Assuming there is no air pollution and our atmosphere is clear, the sky seems blue because our eyes are more sensitive to blue wavelengths than other colors. When our eyes detect blue-ish reflections from ocean and atmosphere combined with sunlight makes us see a blue hue on the horizon that gives the illusion that it’s the sky itself.
As light from the Sun travels through Earth’s atmosphere, primarily composed of nitrogen and oxygen molecules, they scatter it in various ways depending on wavelength and particle size; shorter wavelengths (such as blue) get scattered more often than longer ones (like red), giving the sky its color.
The 1871 Rayleigh-Tyndall experiment established that atmospheric gases’ scattering of light is an integral component in creating the color of sky. To prove it, two identical glass jars filled with water and gas were placed side-by-side and allowed to mix; when sealed and shaken up more frequently, their contents mixed to produce blue hues; these observations led to multiple-scattering theory being recognized as one of the primary factors governing its hue.
Sky color arises due to air molecules being much smaller than lightwaves that hit them, especially nitrogen and oxygen molecules. Due to small particles found in atmosphere or drops of water that scatter light more strongly at blue end than red end of spectrum.

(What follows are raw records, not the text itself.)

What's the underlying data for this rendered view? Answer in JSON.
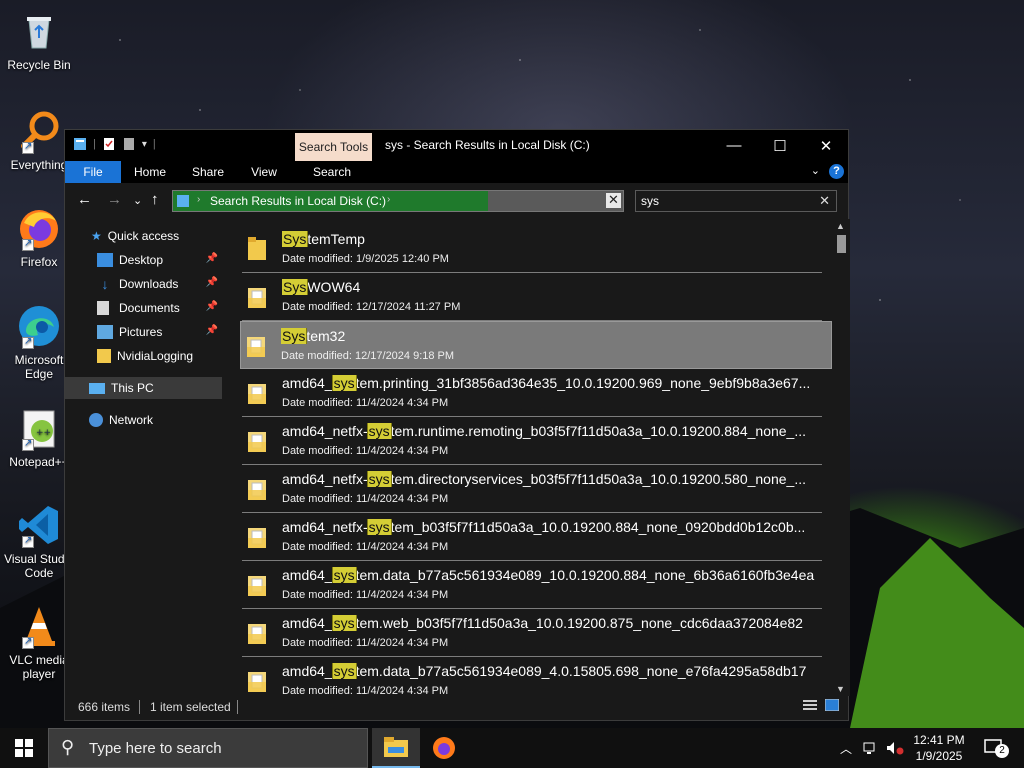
{
  "desktop": {
    "icons": [
      {
        "label": "Recycle Bin"
      },
      {
        "label": "Everything"
      },
      {
        "label": "Firefox"
      },
      {
        "label": "Microsoft Edge"
      },
      {
        "label": "Notepad++"
      },
      {
        "label": "Visual Studio Code"
      },
      {
        "label": "VLC media player"
      }
    ]
  },
  "window": {
    "title": "sys - Search Results in Local Disk (C:)",
    "contextual_tab": "Search Tools",
    "ribbon_tabs": [
      "File",
      "Home",
      "Share",
      "View",
      "Search"
    ],
    "controls": {
      "minimize": "—",
      "maximize": "☐",
      "close": "✕"
    },
    "address": {
      "path": "Search Results in Local Disk (C:)",
      "progress_fraction": 0.7
    },
    "search": {
      "value": "sys"
    },
    "sidebar": {
      "quick_access": "Quick access",
      "pinned": [
        "Desktop",
        "Downloads",
        "Documents",
        "Pictures"
      ],
      "other": "NvidiaLogging",
      "this_pc": "This PC",
      "network": "Network"
    },
    "results": [
      {
        "pre": "",
        "hl": "Sys",
        "post": "temTemp",
        "date": "Date modified: 1/9/2025 12:40 PM",
        "type": "folder"
      },
      {
        "pre": "",
        "hl": "Sys",
        "post": "WOW64",
        "date": "Date modified: 12/17/2024 11:27 PM",
        "type": "folder-doc"
      },
      {
        "pre": "",
        "hl": "Sys",
        "post": "tem32",
        "date": "Date modified: 12/17/2024 9:18 PM",
        "type": "folder-doc"
      },
      {
        "pre": "amd64_",
        "hl": "sys",
        "post": "tem.printing_31bf3856ad364e35_10.0.19200.969_none_9ebf9b8a3e67...",
        "date": "Date modified: 11/4/2024 4:34 PM",
        "type": "folder-doc"
      },
      {
        "pre": "amd64_netfx-",
        "hl": "sys",
        "post": "tem.runtime.remoting_b03f5f7f11d50a3a_10.0.19200.884_none_...",
        "date": "Date modified: 11/4/2024 4:34 PM",
        "type": "folder-doc"
      },
      {
        "pre": "amd64_netfx-",
        "hl": "sys",
        "post": "tem.directoryservices_b03f5f7f11d50a3a_10.0.19200.580_none_...",
        "date": "Date modified: 11/4/2024 4:34 PM",
        "type": "folder-doc"
      },
      {
        "pre": "amd64_netfx-",
        "hl": "sys",
        "post": "tem_b03f5f7f11d50a3a_10.0.19200.884_none_0920bdd0b12c0b...",
        "date": "Date modified: 11/4/2024 4:34 PM",
        "type": "folder-doc"
      },
      {
        "pre": "amd64_",
        "hl": "sys",
        "post": "tem.data_b77a5c561934e089_10.0.19200.884_none_6b36a6160fb3e4ea",
        "date": "Date modified: 11/4/2024 4:34 PM",
        "type": "folder-doc"
      },
      {
        "pre": "amd64_",
        "hl": "sys",
        "post": "tem.web_b03f5f7f11d50a3a_10.0.19200.875_none_cdc6daa372084e82",
        "date": "Date modified: 11/4/2024 4:34 PM",
        "type": "folder-doc"
      },
      {
        "pre": "amd64_",
        "hl": "sys",
        "post": "tem.data_b77a5c561934e089_4.0.15805.698_none_e76fa4295a58db17",
        "date": "Date modified: 11/4/2024 4:34 PM",
        "type": "folder-doc"
      }
    ],
    "selected_index": 2,
    "status": {
      "count": "666 items",
      "selection": "1 item selected"
    }
  },
  "taskbar": {
    "search_placeholder": "Type here to search",
    "time": "12:41 PM",
    "date": "1/9/2025",
    "notification_count": "2"
  },
  "colors": {
    "accent": "#1a73d6",
    "highlight": "#d4cd35",
    "search_tools_tab": "#f5dccb",
    "progress": "#1f7a2c"
  }
}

Blue light has lower frequencies than those resonating with nitrogen and oxygen molecules, so it is easier for it to push against their vibrational frequencies and cause them to vibrate in such a way as to scatter light. By contrast, red and yellow lights have higher frequencies which make this impossible; so most of the light that reaches our eyes from above is blue-toned with some red or yellow hues mixed in as well.

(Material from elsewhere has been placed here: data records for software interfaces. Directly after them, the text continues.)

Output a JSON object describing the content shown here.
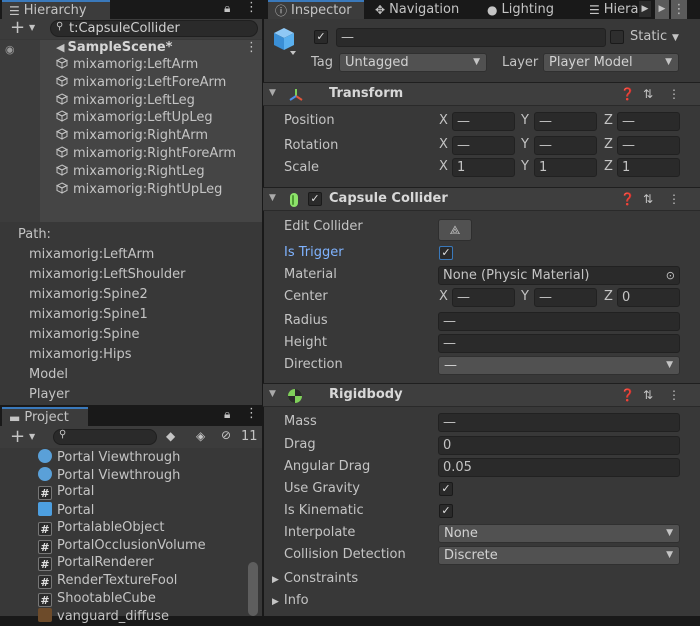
{
  "hierarchy": {
    "tab_label": "Hierarchy",
    "search_value": "t:CapsuleCollider",
    "scene_name": "SampleScene*",
    "items": [
      "mixamorig:LeftArm",
      "mixamorig:LeftForeArm",
      "mixamorig:LeftLeg",
      "mixamorig:LeftUpLeg",
      "mixamorig:RightArm",
      "mixamorig:RightForeArm",
      "mixamorig:RightLeg",
      "mixamorig:RightUpLeg"
    ],
    "path_label": "Path:",
    "path_items": [
      "mixamorig:LeftArm",
      "mixamorig:LeftShoulder",
      "mixamorig:Spine2",
      "mixamorig:Spine1",
      "mixamorig:Spine",
      "mixamorig:Hips",
      "Model",
      "Player"
    ]
  },
  "project": {
    "tab_label": "Project",
    "hidden_count": "11",
    "items": [
      {
        "label": "Portal Viewthrough",
        "icon": "sphere-icon"
      },
      {
        "label": "Portal Viewthrough",
        "icon": "sphere-icon"
      },
      {
        "label": "Portal",
        "icon": "script-icon"
      },
      {
        "label": "Portal",
        "icon": "prefab-icon"
      },
      {
        "label": "PortalableObject",
        "icon": "script-icon"
      },
      {
        "label": "PortalOcclusionVolume",
        "icon": "script-icon"
      },
      {
        "label": "PortalRenderer",
        "icon": "script-icon"
      },
      {
        "label": "RenderTextureFool",
        "icon": "script-icon"
      },
      {
        "label": "ShootableCube",
        "icon": "script-icon"
      },
      {
        "label": "vanguard_diffuse",
        "icon": "texture-icon"
      }
    ]
  },
  "tabs": {
    "inspector": "Inspector",
    "navigation": "Navigation",
    "lighting": "Lighting",
    "hierarchy2": "Hierar"
  },
  "object": {
    "name": "—",
    "static_label": "Static",
    "tag_label": "Tag",
    "tag_value": "Untagged",
    "layer_label": "Layer",
    "layer_value": "Player Model"
  },
  "transform": {
    "title": "Transform",
    "position_label": "Position",
    "rotation_label": "Rotation",
    "scale_label": "Scale",
    "x": "X",
    "y": "Y",
    "z": "Z",
    "position": [
      "—",
      "—",
      "—"
    ],
    "rotation": [
      "—",
      "—",
      "—"
    ],
    "scale": [
      "1",
      "1",
      "1"
    ]
  },
  "capsule": {
    "title": "Capsule Collider",
    "edit_collider_label": "Edit Collider",
    "is_trigger_label": "Is Trigger",
    "material_label": "Material",
    "material_value": "None (Physic Material)",
    "center_label": "Center",
    "center": [
      "—",
      "—",
      "0"
    ],
    "radius_label": "Radius",
    "radius_value": "—",
    "height_label": "Height",
    "height_value": "—",
    "direction_label": "Direction",
    "direction_value": "—"
  },
  "rigidbody": {
    "title": "Rigidbody",
    "mass_label": "Mass",
    "mass_value": "—",
    "drag_label": "Drag",
    "drag_value": "0",
    "angular_drag_label": "Angular Drag",
    "angular_drag_value": "0.05",
    "use_gravity_label": "Use Gravity",
    "is_kinematic_label": "Is Kinematic",
    "interpolate_label": "Interpolate",
    "interpolate_value": "None",
    "collision_label": "Collision Detection",
    "collision_value": "Discrete",
    "constraints_label": "Constraints",
    "info_label": "Info"
  },
  "colors": {
    "accent": "#3a79bb",
    "link_label": "#7fb3ff",
    "panel": "#383838",
    "header": "#3e3e3e"
  }
}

Light that penetrates an ocean or body of water diffuses and dissipates, contributing to why skies appear a deeper blue nearer the coast than further away, and why sunset and sunrise sky appear redder, since more light travels further through our atmosphere.
On Monday night in North County San Diego, several orange orbs drew national headlines when they were seen hovering above the Pacific Ocean. Some speculated they might be aliens while others suspected them of being Chinese lanterns; regardless, locals were delighted at what they witnessed and couldn’t stop talking about it!

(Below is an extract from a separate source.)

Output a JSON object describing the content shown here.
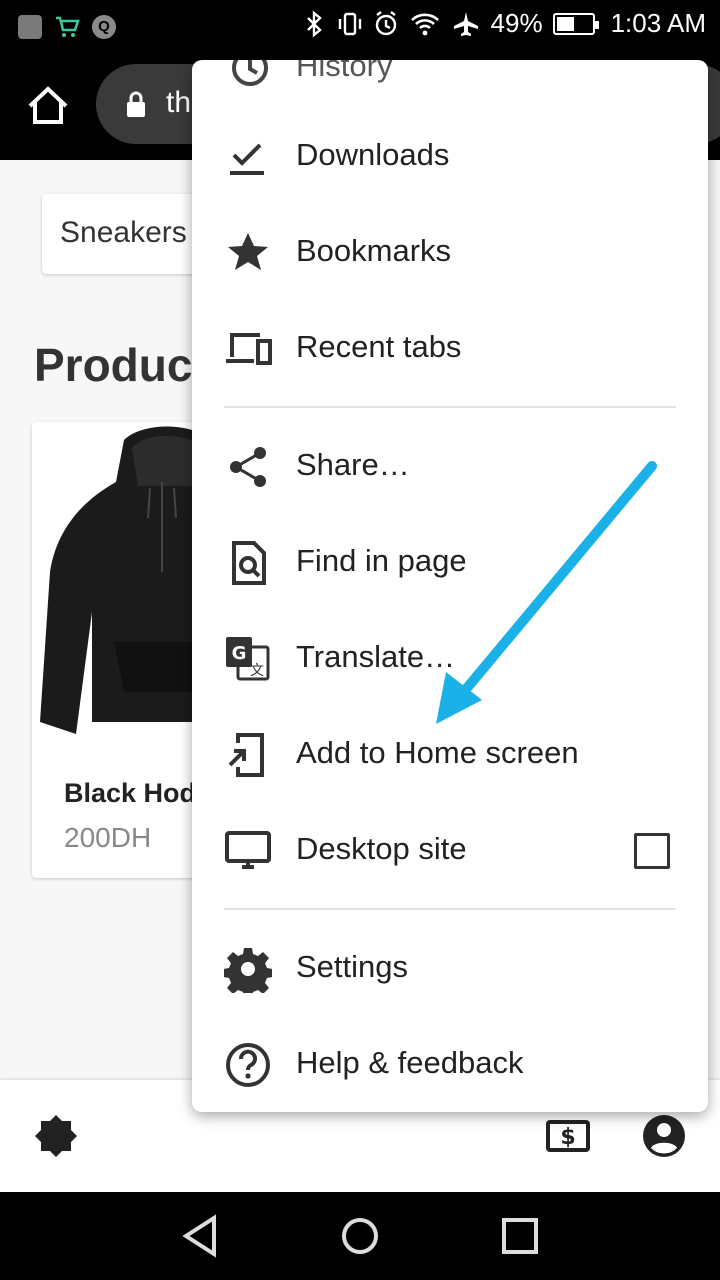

Physics lies behind this phenomenon, which involves how gas molecules in the atmosphere scatter light. When sunlight passes through it encounters gas molecules that scatter it all around. Blue wavelengths seem to get more dispersion, leading to blue skies being apparent.
Orange and red light can even pass through the atmosphere without being scattered by gas molecules because their wavelengths are much smaller than these colors’ wavelengths.
Blue light scatters in many directions, whereas violet wavelengths are absorbed directly by molecules without getting scattered further. Human eyes are particularly sensitive to blue wavelengths; hence we perceive the sky as blue.
At further distances from the Sun, the sky appears a brighter blue due to the Sun’s rays passing through more atmospheric layers in order to reach our eyes.
Higher elevations appear to have deeper blue skies due to thinner atmospheres with fewer molecules that scatter light.
If you were on the Moon, even when it is filled with sunlight, the sky may appear black due to similarities between its atmosphere and that of Earth; therefore, shorter wavelengths (blue and violet light) from sunlight being scattered less likely reaches our eyes and don’t reach them directly. Outer space has no atmosphere whatsoever so skies there would also appear black.